Victoria did, however, leave specific instructions for how she wanted her funeral to be like. The deceased monarch wanted a military state funeral. She did not want her body to be embalmed; no lying-in-state; and she did not want a mourning black outfit. Queen Victoria opted for a white funeral with purple and white background. She also wanted white ponies to pull the gun carriage.
The incoming monarch, king Edward VII, refused handling affairs until his mother was buried. This created a power vacuum. Those who were supposed to manage the ceremony were either ignorant of the process or they squabbled and fought amongst themselves. For example, the Earl Marshal and Lord Chamberlain could not come to an agreement on who was supposed to handle the funeral ceremony.
The Kaiser of Germany Wilhelm, the queen’s first grandson, wanted to use a death mask. But the other royal members vehemently opposed this idea. The Kaiser also had a bitter argument with the Bishop of Winchester.
Queen Victoria’s Coffin
While royal officials and members debated over what funeral arrangements, Sir James Reid and Mrs Tuck – the queen’s dresser—prepared the queen. Because the queen did not want any embalming done on her, they used charcoal to mitigate the smell and moisture from the body. Her hair was cut off and she was dressed in white silk.
The Duke of Connaught (her son), William (the Kaiser – grandson) and Edward VII (oldest son) lifted her body into the coffin. When all the preparation was done, Sir James and Mrs. Tusk carried out Queen Victoria’s secret instructions for her coffin. With the exclusion of those two, no one else knew what those instructions were.
Many of the things that were placed in the coffin belonged to her husband, Prince Albert. These things were Albert’s dressing gown, pictures, and a plaster of Albert’s hand.
The two trusted duo of the queen also placed a John Brown’s mother’s ring on the queen’s finger. John Brown was the closest person to the queen since her husband’s death in 1861. They were very fond of each other. Some have even speculated that the queen had a romantic relationship with Brown. Hence, it was not surprising that Victoria instructed Sir James to place Brown’s photograph, his lock of hair, and his pocket handkerchief into her coffin.
After the coffin was shut closed, it was then covered with Britain’s flag – the Union Jack.
Queen Victoria’s Funeral Procession

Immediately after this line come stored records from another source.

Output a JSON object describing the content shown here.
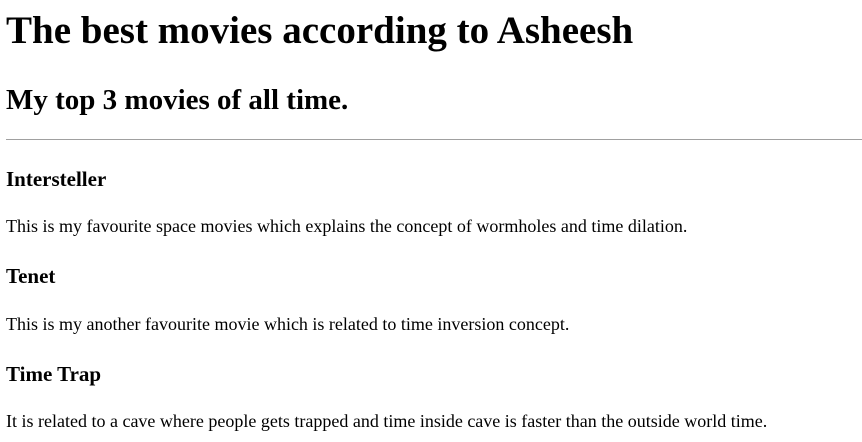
{
  "page": {
    "heading": "The best movies according to Asheesh",
    "subheading": "My top 3 movies of all time."
  },
  "movies": [
    {
      "title": "Intersteller",
      "description": "This is my favourite space movies which explains the concept of wormholes and time dilation."
    },
    {
      "title": "Tenet",
      "description": "This is my another favourite movie which is related to time inversion concept."
    },
    {
      "title": "Time Trap",
      "description": "It is related to a cave where people gets trapped and time inside cave is faster than the outside world time."
    }
  ]
}
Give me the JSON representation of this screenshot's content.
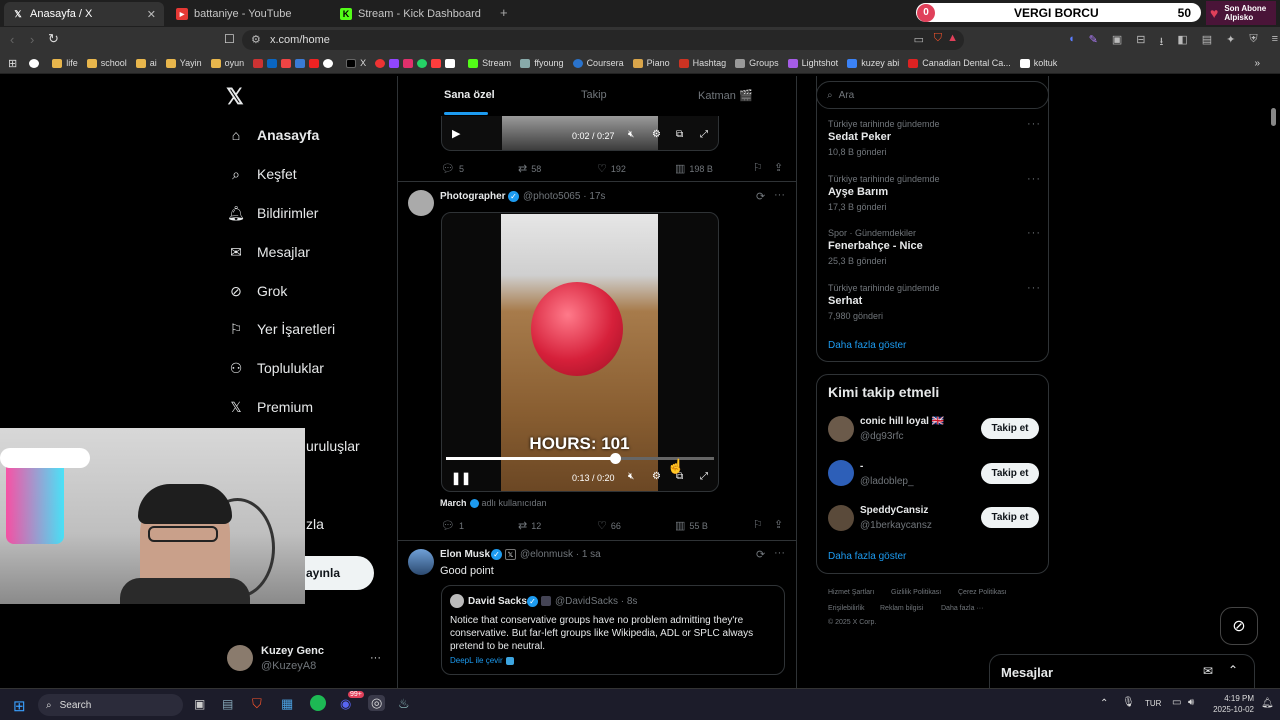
{
  "browser": {
    "tabs": [
      {
        "title": "Anasayfa / X",
        "icon": "x-logo-icon"
      },
      {
        "title": "battaniye - YouTube",
        "icon": "youtube-icon"
      },
      {
        "title": "Stream - Kick Dashboard",
        "icon": "kick-icon"
      }
    ],
    "url": "x.com/home",
    "bookmarks": [
      "life",
      "school",
      "ai",
      "Yayin",
      "oyun",
      "X",
      "Stream",
      "ffyoung",
      "Coursera",
      "Piano",
      "Hashtag",
      "Groups",
      "Lightshot",
      "kuzey abi",
      "Canadian Dental Ca...",
      "koltuk"
    ]
  },
  "overlay": {
    "sub_count": "0",
    "goal_label": "VERGI BORCU",
    "goal_value": "50",
    "last_sub_title": "Son Abone",
    "last_sub_name": "Alpisko"
  },
  "nav": {
    "items": [
      "Anasayfa",
      "Keşfet",
      "Bildirimler",
      "Mesajlar",
      "Grok",
      "Yer İşaretleri",
      "Topluluklar",
      "Premium"
    ],
    "partial_kuruluslar": "uruluşlar",
    "partial_fazla": "zla",
    "post_button": "ayınla",
    "profile_name": "Kuzey Genc",
    "profile_handle": "@KuzeyA8",
    "profile_more": "···"
  },
  "feed": {
    "tabs": [
      "Sana özel",
      "Takip",
      "Katman 🎬"
    ],
    "posts": [
      {
        "video_time": "0:02 / 0:27",
        "replies": "5",
        "reposts": "58",
        "likes": "192",
        "views": "198 B"
      },
      {
        "author": "Photographer",
        "handle": "@photo5065",
        "time": "17s",
        "video_caption": "HOURS: 101",
        "video_time": "0:13 / 0:20",
        "video_progress": 0.63,
        "community_note_author": "March",
        "community_note_suffix": "adlı kullanıcıdan",
        "replies": "1",
        "reposts": "12",
        "likes": "66",
        "views": "55 B"
      },
      {
        "author": "Elon Musk",
        "handle": "@elonmusk",
        "time": "1 sa",
        "text": "Good point",
        "quote": {
          "author": "David Sacks",
          "handle": "@DavidSacks",
          "time": "8s",
          "text": "Notice that conservative groups have no problem admitting they're conservative. But far-left groups like Wikipedia, ADL or SPLC always pretend to be neutral.",
          "translate": "DeepL ile çevir"
        }
      }
    ]
  },
  "sidebar": {
    "search_placeholder": "Ara",
    "trends": [
      {
        "category": "Türkiye tarihinde gündemde",
        "title": "Sedat Peker",
        "count": "10,8 B gönderi"
      },
      {
        "category": "Türkiye tarihinde gündemde",
        "title": "Ayşe Barım",
        "count": "17,3 B gönderi"
      },
      {
        "category": "Spor · Gündemdekiler",
        "title": "Fenerbahçe - Nice",
        "count": "25,3 B gönderi"
      },
      {
        "category": "Türkiye tarihinde gündemde",
        "title": "Serhat",
        "count": "7,980 gönderi"
      }
    ],
    "show_more": "Daha fazla göster",
    "who_to_follow_title": "Kimi takip etmeli",
    "who_to_follow": [
      {
        "name": "conic hill loyal 🇬🇧",
        "handle": "@dg93rfc",
        "button": "Takip et"
      },
      {
        "name": "-",
        "handle": "@ladoblep_",
        "button": "Takip et"
      },
      {
        "name": "SpeddyCansiz",
        "handle": "@1berkaycansz",
        "button": "Takip et"
      }
    ],
    "show_more_2": "Daha fazla göster",
    "footer": [
      "Hizmet Şartları",
      "Gizlilik Politikası",
      "Çerez Politikası",
      "Erişilebilirlik",
      "Reklam bilgisi",
      "Daha fazla ···",
      "© 2025 X Corp."
    ],
    "messages_label": "Mesajlar"
  },
  "taskbar": {
    "search": "Search",
    "lang": "TUR",
    "time": "4:19 PM",
    "date": "2025-10-02",
    "discord_badge": "99+"
  },
  "colors": {
    "accent": "#1d9bf0",
    "background": "#000000",
    "border": "#2f3336"
  }
}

The funeral organizers moved the queen’s coffin from her residence at Osborne House to London for the final funeral rites. The coffin boarded a ship called Alberta. It then made its way through Portsmouth, before finally getting to London on February 2.
On the day of her funeral, and as per her instructions, the coffin was carried in a gun carriage. The carriage was pulled by eight white ponies. However, there was a problem with the horses – their traces broke. The unruly behavior of the horses was attributed to the freezing temperature.
Due to the inability to reattach the horses back to their harness, 138 guards from the naval guard of honor stepped in to pull the carriage all the way to St George’s Chapel, Windsor Castle.
Leading the funeral procession and other members of the royal family was the new king, King Edward VII. The streets must have been packed with at least several thousands of silent onlookers.
Final Resting Place of Queen Victoria
After spending about 48 hours at St George’s Chapel, Queen Victoria’s coffin made its way to the Frogmore Mausoleum. This final resting place of Queen Victoria is the same place that Prince Albert was buried.
All in all, the funeral cost the nation about £35,500. Its present value is around £4.5 million.